Segment Start: DATA TO EXAMINE

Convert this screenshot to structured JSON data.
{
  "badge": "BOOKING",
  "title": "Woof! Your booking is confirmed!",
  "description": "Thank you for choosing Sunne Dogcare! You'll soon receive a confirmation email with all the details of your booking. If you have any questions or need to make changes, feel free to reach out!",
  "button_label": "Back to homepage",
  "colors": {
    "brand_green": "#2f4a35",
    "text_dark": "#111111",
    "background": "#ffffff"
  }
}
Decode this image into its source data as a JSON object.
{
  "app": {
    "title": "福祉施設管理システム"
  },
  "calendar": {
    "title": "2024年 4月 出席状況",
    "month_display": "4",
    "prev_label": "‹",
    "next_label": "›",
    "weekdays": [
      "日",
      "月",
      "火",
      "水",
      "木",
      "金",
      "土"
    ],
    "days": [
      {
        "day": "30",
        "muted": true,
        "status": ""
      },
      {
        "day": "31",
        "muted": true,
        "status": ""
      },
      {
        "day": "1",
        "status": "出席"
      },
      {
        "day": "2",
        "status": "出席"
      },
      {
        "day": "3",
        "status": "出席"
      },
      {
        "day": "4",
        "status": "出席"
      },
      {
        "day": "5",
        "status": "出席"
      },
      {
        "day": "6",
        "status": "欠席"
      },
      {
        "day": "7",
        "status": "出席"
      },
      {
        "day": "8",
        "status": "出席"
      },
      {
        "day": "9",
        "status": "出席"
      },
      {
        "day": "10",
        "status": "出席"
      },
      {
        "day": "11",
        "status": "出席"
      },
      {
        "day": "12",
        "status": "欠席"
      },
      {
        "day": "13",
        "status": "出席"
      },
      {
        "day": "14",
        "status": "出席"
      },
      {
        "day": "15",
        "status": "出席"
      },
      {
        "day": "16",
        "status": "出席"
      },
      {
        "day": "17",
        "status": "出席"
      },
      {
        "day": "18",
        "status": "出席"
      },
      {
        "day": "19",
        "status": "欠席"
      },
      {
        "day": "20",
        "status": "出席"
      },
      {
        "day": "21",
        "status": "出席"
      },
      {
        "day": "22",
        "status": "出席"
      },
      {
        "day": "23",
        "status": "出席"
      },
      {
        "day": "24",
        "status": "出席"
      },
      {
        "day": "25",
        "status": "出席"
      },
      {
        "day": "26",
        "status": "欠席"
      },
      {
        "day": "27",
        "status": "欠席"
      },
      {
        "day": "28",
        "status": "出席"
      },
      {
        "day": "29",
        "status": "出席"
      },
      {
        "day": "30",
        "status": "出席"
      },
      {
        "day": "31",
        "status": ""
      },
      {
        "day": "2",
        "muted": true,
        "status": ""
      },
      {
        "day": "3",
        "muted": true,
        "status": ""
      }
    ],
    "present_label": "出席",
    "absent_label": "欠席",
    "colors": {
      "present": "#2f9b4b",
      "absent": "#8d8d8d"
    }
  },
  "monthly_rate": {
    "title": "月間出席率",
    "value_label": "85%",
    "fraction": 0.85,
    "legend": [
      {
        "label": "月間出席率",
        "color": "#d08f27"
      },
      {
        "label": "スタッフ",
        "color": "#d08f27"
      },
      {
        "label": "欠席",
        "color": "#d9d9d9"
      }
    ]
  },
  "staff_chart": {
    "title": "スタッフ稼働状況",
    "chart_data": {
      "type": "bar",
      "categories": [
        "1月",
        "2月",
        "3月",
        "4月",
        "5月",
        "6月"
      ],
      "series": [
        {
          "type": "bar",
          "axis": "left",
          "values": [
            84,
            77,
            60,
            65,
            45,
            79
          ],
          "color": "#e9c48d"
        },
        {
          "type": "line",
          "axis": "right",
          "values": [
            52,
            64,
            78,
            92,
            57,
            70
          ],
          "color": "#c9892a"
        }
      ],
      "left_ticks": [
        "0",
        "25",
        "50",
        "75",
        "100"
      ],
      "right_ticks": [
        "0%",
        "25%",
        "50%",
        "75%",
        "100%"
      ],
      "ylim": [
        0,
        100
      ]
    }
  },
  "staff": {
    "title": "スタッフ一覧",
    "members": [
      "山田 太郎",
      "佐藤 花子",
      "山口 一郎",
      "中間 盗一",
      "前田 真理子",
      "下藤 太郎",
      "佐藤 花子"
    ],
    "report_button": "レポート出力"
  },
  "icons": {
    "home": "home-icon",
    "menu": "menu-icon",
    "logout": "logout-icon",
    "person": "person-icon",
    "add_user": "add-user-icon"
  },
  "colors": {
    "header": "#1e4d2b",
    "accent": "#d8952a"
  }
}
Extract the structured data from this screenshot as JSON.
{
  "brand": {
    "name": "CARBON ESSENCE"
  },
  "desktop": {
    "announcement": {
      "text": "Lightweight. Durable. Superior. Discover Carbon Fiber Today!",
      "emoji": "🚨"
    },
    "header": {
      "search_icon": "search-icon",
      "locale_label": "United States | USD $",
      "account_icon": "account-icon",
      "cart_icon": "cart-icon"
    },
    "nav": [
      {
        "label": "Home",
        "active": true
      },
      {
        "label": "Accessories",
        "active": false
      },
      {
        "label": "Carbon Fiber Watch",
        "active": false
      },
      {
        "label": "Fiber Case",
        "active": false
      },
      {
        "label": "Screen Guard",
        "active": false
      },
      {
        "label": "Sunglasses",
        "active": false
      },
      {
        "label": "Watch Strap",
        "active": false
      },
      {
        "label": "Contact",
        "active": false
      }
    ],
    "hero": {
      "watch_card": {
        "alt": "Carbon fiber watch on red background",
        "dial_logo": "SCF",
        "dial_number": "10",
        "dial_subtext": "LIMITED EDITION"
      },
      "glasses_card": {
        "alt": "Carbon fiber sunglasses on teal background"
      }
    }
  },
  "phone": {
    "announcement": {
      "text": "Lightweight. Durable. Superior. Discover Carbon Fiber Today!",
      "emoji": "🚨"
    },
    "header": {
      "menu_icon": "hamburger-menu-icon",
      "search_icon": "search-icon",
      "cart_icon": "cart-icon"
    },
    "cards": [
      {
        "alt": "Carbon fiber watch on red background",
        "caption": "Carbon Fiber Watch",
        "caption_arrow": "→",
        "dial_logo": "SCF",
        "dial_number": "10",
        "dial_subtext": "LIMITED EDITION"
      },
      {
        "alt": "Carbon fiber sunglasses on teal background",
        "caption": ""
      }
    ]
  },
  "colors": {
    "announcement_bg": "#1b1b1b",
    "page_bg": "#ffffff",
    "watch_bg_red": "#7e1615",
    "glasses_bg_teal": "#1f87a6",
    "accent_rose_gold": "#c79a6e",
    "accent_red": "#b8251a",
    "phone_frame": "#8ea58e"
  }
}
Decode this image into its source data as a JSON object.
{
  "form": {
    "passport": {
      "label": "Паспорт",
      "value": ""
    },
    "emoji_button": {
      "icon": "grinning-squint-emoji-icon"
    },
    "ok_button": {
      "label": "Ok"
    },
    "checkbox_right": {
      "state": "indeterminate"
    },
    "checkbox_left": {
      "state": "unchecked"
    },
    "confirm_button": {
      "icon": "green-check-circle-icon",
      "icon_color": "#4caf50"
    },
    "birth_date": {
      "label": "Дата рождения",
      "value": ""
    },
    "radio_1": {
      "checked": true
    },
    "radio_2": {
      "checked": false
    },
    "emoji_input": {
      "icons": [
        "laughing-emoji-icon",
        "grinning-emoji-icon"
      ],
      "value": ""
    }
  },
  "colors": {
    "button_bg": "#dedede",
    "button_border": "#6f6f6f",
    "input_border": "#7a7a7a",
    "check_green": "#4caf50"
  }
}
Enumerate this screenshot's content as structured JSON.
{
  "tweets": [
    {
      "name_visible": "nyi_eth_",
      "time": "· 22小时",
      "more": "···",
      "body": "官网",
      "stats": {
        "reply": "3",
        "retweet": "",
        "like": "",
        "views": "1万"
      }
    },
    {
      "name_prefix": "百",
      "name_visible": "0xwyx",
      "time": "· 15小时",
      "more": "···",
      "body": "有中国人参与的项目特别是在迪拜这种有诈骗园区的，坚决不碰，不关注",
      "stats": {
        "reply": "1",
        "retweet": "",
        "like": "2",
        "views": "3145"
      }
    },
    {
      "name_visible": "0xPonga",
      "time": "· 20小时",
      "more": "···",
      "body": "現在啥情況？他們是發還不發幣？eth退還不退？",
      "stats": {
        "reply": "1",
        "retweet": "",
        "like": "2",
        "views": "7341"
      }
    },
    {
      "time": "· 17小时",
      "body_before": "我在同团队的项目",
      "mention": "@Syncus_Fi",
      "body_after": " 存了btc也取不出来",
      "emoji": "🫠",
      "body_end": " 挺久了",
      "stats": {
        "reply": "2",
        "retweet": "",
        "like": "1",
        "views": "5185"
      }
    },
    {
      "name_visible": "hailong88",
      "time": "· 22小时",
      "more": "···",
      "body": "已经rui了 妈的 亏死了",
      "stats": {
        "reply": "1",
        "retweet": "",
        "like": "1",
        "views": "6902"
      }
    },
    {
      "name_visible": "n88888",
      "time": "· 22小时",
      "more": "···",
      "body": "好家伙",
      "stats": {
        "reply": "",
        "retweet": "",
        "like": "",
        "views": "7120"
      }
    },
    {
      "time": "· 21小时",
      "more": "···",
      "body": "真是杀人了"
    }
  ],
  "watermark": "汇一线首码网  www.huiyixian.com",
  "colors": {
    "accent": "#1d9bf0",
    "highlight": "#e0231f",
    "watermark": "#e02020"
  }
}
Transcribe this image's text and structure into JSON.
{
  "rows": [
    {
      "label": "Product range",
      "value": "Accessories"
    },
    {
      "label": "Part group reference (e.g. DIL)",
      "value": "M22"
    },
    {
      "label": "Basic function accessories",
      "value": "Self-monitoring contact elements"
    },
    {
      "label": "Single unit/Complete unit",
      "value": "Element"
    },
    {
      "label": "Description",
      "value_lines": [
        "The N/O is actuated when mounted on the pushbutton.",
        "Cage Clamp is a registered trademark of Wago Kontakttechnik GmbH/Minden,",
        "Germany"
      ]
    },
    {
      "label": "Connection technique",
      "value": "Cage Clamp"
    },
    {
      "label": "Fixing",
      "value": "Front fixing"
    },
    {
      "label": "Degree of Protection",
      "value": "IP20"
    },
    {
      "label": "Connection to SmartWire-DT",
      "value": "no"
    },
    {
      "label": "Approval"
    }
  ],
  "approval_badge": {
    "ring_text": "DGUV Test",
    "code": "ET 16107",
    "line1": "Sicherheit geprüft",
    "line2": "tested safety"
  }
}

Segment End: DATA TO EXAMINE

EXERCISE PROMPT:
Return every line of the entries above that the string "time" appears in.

WRITTEN ANSWER:
      "time": "· 22小时",
      "time": "· 15小时",
      "time": "· 20小时",
      "time": "· 17小时",
      "time": "· 22小时",
      "time": "· 22小时",
      "time": "· 21小时",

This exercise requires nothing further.